- [Exercise aim]: As you look over the data below, please find each line where the word "bubble" appears, then copy it.
= Beginning of Section =
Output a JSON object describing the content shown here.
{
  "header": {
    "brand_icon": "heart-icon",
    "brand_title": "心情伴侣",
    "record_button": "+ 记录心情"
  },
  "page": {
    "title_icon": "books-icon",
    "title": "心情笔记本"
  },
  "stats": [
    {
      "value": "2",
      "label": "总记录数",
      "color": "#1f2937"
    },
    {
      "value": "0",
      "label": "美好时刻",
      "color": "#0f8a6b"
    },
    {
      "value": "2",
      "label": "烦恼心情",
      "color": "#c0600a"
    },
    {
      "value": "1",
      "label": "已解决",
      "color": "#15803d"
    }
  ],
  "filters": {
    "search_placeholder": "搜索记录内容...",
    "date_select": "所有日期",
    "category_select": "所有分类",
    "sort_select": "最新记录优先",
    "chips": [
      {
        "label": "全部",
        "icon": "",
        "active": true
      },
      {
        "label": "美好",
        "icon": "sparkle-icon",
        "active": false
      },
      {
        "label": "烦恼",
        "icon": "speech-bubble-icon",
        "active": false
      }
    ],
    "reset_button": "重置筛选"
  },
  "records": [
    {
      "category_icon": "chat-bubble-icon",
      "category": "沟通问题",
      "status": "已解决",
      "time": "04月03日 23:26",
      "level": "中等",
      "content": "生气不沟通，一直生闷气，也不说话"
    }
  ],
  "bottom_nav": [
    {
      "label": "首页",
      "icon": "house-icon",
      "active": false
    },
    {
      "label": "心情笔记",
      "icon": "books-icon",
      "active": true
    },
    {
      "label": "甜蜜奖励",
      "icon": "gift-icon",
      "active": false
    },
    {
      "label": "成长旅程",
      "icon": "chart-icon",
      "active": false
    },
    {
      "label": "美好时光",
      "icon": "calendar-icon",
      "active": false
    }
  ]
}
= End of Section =
- [Task response]:
        "icon": "speech-bubble-icon",
      "category_icon": "chat-bubble-icon",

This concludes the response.